Stories about quests are ideal for holiday drives, and Philip Pullman's The Firework Maker's Daughter (Cavalcade, 01225 335336, £7.95) actually stopped my own children from being sick while we swerved along the Amalfi coast this year. This classic story of how young Lila must journey to the terrifying Fire-Fiend's cave to become an artist in fire is given full range by Nigel Lambert. From the lugubrious voice of Hamlet the elephant to the whiskery sing-song of Lila's father, this is a perfect tape.
The BBC version of The Voyages of Doctor Dolittle (£8.99, 0181-576 2236) is another delight. I'm usually tired of hearing Alan Bennett drawl through yet another children's classic, but Lofting's story of how Tommy is befriended by the saintly doctor, learns to talk to animals and sets off for the mysterious Spider Island is pure enchantment.
So, too, is that other classic quest, The Hobbit (HarperCollins, £15.99). Even if you think you hate Tolkien, this gravelly reading by Martin Shaw edits out the whimsy and retains the vividness of a great adventure. Slightly younger ones will delight in Ivory Shell's latest additions to its fairy tales from different countries (all £7). The Adventures of Robin Hood, read with ringing clarity by Clive Swift, and the luscious Caribbean Tales, accompanied by joyous steel band music, are two new stars to add to a constellation of outstanding recordings (Ivory Shell, 6-10 Lexington Street, London WIR 3HS).
Music is, as you might expect, partly what makes Naxos's Junior Classics so extraordinarily good. My six year old was riveted by Nicolas Soames' Famous People in History, partly because each tale - from Columbus's voyage to Anne Frank's tragic diary - is underscored by passages of classical music that highlight the drama. Naxos's Junior Classics range from the best Jungle Book on the market to The Railway Children, and at £8.99 are worth every penny.

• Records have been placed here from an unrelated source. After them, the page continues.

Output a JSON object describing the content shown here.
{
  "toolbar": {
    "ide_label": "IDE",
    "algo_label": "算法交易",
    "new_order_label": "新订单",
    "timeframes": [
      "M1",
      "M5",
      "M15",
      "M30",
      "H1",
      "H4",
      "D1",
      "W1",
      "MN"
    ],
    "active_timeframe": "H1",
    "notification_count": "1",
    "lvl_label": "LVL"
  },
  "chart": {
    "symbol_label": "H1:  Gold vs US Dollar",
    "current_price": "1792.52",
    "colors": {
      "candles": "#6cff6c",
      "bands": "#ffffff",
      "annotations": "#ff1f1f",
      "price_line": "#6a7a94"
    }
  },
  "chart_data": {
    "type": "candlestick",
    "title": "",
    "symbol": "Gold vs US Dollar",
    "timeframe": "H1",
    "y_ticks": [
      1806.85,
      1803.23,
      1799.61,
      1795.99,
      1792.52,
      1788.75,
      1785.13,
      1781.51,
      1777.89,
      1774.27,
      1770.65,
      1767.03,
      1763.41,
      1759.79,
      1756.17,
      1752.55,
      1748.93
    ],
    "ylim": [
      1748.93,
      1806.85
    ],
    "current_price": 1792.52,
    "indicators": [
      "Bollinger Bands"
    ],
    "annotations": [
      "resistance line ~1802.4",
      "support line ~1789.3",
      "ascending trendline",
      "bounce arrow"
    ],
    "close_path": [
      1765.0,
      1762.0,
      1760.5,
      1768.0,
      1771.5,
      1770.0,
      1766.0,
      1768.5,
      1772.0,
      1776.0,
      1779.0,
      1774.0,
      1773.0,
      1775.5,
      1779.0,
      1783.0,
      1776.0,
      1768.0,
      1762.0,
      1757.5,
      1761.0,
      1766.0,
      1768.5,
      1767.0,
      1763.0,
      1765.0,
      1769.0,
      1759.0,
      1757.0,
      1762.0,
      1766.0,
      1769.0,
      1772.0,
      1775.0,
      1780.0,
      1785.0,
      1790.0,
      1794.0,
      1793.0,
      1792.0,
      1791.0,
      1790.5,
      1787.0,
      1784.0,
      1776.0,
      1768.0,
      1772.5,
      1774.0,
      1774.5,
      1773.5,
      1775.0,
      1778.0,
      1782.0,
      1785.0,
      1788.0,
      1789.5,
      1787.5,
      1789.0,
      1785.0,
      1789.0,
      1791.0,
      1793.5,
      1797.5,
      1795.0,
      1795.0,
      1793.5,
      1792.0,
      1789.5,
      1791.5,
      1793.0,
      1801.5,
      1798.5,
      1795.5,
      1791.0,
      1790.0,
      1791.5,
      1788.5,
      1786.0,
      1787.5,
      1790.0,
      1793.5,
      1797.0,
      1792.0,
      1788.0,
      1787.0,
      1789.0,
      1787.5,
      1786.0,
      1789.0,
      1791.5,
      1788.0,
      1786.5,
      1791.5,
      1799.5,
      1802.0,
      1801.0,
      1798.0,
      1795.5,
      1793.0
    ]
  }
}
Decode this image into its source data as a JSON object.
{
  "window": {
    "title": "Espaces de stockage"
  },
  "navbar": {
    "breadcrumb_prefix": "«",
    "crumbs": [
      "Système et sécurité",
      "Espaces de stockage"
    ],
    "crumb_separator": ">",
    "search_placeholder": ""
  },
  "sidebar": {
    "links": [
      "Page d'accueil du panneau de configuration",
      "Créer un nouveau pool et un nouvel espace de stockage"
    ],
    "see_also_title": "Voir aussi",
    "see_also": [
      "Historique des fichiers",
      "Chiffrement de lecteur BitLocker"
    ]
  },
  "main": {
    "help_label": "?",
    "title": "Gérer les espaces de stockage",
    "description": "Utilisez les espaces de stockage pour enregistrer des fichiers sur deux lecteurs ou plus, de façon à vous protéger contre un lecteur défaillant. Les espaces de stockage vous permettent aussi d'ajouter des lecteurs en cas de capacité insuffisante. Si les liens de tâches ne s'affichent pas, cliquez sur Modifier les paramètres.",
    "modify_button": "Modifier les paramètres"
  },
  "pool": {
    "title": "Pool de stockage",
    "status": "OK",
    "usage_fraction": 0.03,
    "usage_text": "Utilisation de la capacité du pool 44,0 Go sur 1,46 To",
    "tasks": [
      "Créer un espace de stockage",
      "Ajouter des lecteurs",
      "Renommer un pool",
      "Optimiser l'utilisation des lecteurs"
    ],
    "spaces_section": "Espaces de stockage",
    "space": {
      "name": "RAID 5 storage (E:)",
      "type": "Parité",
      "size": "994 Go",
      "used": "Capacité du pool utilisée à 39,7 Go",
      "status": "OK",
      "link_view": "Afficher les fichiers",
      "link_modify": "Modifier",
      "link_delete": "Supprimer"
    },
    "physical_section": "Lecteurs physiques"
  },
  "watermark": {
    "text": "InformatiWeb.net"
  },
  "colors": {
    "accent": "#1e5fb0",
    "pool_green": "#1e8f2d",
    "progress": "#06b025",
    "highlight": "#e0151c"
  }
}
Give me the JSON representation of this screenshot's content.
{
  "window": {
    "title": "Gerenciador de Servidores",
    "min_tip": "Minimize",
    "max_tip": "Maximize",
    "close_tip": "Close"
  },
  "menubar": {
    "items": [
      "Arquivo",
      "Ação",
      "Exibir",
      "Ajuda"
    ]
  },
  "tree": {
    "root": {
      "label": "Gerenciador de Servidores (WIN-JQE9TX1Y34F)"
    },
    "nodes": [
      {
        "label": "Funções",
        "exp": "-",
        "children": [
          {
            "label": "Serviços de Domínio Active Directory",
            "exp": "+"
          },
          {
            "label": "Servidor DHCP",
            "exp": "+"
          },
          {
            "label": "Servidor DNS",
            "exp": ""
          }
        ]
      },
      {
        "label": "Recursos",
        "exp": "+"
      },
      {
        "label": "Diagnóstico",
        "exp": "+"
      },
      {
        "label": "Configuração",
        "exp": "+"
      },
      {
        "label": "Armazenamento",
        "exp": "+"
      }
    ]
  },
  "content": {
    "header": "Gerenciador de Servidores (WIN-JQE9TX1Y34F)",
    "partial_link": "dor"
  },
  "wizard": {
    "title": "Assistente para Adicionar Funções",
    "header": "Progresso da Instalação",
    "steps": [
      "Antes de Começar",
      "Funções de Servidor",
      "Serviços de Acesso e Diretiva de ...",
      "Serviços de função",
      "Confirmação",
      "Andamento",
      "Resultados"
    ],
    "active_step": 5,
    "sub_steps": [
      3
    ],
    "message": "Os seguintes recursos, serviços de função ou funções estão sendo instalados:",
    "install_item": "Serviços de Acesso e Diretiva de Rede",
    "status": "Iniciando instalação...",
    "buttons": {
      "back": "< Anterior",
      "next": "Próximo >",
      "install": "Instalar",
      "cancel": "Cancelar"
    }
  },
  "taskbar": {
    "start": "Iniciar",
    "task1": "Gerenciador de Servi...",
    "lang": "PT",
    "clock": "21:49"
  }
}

With even Harry Potter on tape, from Cover to Cover Cassettes (01672 562255), what is missing? The answer is so obvious it should not need stating. There is almost no poetry for children. Penguin does both Old Possum's Book of Practical Cats and Roger McGough's delicious Bad, Bad Cats on tape (£8.99 and £6.99 respectively), plus Ted Hughes's 101 Poems by Heart; but as far as verse goes, there is almost nothing else. Where are Belloc's Cautionary Tales? What about The Rime of the Ancient Mariner? Naxos has a superb collection in The Pied Piper of Hamlin, which includes "The Ballad of Patrick Spens", "Goblin Market" and "Kubla Khan", but there are a number of other good poetry collections published for children - notably Charles Causleys' selection for Macmillan, Bloomsbury's Book of Lullabies and the Oxford Book of Children's Verse - which would seem ideal. But then, if a two year old can learn to love Chaucer through listening to him on tape, what are the limits?